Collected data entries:
=====
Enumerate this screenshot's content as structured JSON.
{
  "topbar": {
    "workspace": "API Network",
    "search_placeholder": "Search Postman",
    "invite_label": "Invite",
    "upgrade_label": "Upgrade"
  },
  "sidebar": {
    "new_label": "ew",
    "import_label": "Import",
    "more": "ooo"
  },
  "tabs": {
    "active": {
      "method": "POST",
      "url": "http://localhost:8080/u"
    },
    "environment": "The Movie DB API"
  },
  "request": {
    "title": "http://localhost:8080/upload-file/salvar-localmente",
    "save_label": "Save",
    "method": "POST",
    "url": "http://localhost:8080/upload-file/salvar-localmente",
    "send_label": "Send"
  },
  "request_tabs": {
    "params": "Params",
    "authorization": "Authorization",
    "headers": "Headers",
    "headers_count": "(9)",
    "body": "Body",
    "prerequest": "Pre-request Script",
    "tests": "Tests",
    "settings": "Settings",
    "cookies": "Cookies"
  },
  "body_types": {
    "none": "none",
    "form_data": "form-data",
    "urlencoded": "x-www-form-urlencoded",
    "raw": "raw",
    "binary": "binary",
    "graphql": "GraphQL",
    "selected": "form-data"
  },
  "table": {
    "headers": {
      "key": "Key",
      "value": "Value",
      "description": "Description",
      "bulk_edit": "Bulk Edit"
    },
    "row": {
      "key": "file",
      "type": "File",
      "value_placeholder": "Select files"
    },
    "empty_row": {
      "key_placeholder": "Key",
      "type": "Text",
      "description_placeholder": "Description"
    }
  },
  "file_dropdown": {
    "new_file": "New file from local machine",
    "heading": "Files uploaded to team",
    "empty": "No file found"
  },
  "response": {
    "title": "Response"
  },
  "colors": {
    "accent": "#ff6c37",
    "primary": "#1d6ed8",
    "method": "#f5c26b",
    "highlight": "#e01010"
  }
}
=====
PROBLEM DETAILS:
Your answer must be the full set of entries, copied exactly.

RESULT:
Enumerate this screenshot's content as structured JSON.
{
  "topbar": {
    "workspace": "API Network",
    "search_placeholder": "Search Postman",
    "invite_label": "Invite",
    "upgrade_label": "Upgrade"
  },
  "sidebar": {
    "new_label": "ew",
    "import_label": "Import",
    "more": "ooo"
  },
  "tabs": {
    "active": {
      "method": "POST",
      "url": "http://localhost:8080/u"
    },
    "environment": "The Movie DB API"
  },
  "request": {
    "title": "http://localhost:8080/upload-file/salvar-localmente",
    "save_label": "Save",
    "method": "POST",
    "url": "http://localhost:8080/upload-file/salvar-localmente",
    "send_label": "Send"
  },
  "request_tabs": {
    "params": "Params",
    "authorization": "Authorization",
    "headers": "Headers",
    "headers_count": "(9)",
    "body": "Body",
    "prerequest": "Pre-request Script",
    "tests": "Tests",
    "settings": "Settings",
    "cookies": "Cookies"
  },
  "body_types": {
    "none": "none",
    "form_data": "form-data",
    "urlencoded": "x-www-form-urlencoded",
    "raw": "raw",
    "binary": "binary",
    "graphql": "GraphQL",
    "selected": "form-data"
  },
  "table": {
    "headers": {
      "key": "Key",
      "value": "Value",
      "description": "Description",
      "bulk_edit": "Bulk Edit"
    },
    "row": {
      "key": "file",
      "type": "File",
      "value_placeholder": "Select files"
    },
    "empty_row": {
      "key_placeholder": "Key",
      "type": "Text",
      "description_placeholder": "Description"
    }
  },
  "file_dropdown": {
    "new_file": "New file from local machine",
    "heading": "Files uploaded to team",
    "empty": "No file found"
  },
  "response": {
    "title": "Response"
  },
  "colors": {
    "accent": "#ff6c37",
    "primary": "#1d6ed8",
    "method": "#f5c26b",
    "highlight": "#e01010"
  }
}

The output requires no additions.